“They [the Yankee players] believe they have something to prove after that disaster last year,” he said.

Asked by Yahoo Sports what he thinks went haywire a year ago, Steinbrenner cited two main factors: injuries and underperformance.

“Clearly, we had a lot of injuries, but too many of our good position players just did not play up to their potential,” he said. “We couldn't score runs.”

That assessment lines up with the Yankees’ offseason. The biggest acquisition of their winter, all-world slugger Juan Soto, will be a significant and immediate boost to an offense that finished 25th in runs scored last year.

To add Soto and his bulky $31 million salary, the Yankees were willing to push the team’s payroll past the $290 million mark, beyond the highest apron of MLB’s luxury-tax threshold. For Steinbrenner, who has occasionally drawn the ire of fans for lacking the gunslinging, win-at-all-costs approach of his late father, the added investment is something of a pivot.

Steinbrenner has previously expressed that he doesn’t see a $300 million payroll as necessary to win a championship, something he reiterated Thursday. In his mind, anything in the upper ranges of $200 million should be enough. And at this point, any further additions to the Yankees’ roster — Blake Snell, Cody Bellinger, Jordan Montgomery and Matt Chapman remain free agents — would likely shoot the team beyond Steinbrenner’s comfort zone.

Still, he stopped short of calling the team’s winter done and dusted.

“I think we have a championship-caliber team right now,” he said. “But we haven't stopped looking to improve. And we never will.”

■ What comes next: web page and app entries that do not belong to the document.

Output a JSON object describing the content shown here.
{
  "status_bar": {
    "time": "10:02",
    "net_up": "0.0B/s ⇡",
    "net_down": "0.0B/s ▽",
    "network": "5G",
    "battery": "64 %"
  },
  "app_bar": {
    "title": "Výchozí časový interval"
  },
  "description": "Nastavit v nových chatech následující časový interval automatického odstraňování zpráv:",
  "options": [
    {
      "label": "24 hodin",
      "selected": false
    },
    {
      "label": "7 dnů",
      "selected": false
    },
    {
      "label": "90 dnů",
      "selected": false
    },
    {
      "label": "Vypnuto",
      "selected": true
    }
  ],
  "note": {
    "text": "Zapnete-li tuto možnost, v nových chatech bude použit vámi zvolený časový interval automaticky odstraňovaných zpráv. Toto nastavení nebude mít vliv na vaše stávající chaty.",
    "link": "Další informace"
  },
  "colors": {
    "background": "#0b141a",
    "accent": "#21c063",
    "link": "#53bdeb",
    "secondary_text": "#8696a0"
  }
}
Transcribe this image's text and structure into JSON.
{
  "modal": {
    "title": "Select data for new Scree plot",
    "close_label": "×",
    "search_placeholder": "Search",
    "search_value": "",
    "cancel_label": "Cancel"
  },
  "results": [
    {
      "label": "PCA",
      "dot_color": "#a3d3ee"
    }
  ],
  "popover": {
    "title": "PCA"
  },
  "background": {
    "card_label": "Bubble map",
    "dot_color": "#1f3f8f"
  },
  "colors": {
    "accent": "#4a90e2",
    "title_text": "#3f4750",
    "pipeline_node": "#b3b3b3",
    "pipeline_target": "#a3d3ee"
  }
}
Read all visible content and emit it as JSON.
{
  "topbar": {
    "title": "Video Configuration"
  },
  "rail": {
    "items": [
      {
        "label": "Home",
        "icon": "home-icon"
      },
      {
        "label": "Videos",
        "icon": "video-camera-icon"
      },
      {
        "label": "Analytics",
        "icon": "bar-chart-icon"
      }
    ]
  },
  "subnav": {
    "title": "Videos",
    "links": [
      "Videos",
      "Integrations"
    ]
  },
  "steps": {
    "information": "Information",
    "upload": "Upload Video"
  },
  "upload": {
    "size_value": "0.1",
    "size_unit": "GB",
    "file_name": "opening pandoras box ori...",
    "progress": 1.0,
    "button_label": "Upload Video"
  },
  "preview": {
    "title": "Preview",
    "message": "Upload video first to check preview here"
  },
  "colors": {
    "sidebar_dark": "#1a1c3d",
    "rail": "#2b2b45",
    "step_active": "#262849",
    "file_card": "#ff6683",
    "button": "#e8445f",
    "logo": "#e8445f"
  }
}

Because the Yankees parted with a number of young, promising pitchers to add Soto, Steinbrenner voiced concerns about the club’s upper-level pitching depth. He specifically mentioned prospects Will Warren and Chase Hampton as arms other teams have inquired about but whom the Yankees see as part of their plans for 2024 and beyond.

He admitted that the Yankees offered a significant deal to new Dodger Yoshinobu Yamamoto but at some point went “pencils down” as the dollar figure continued to rise. The club’s fruitless pursuit of the Japanese fireballer was an area of some consternation for the fan base during the long offseason.

“The depth is somewhat concerning to me,” Steinbrenner acknowledged. “But the rotation as it stands is a very good one.”

Sources indicated to Yahoo Sports that the Yankees, at various points throughout the winter, have also been engaged with the White Sox on starter Dylan Cease. While such diligence is extremely commonplace, that dynamic, as well as the Yankees’ addition of free-agent arm Marcus Stroman and their heavy interest in Yamamoto, only further highlights the internal discomfort about the starting rotation.

But as the calendar inches toward Opening Day, Steinbrenner is turning the page. He says the team’s mindset this season is different, more determined, wholly focused on making up for last year’s tidal wave of mediocrity.

“I think these guys really believe they have something to prove,” he said. “And they're ready to do it.”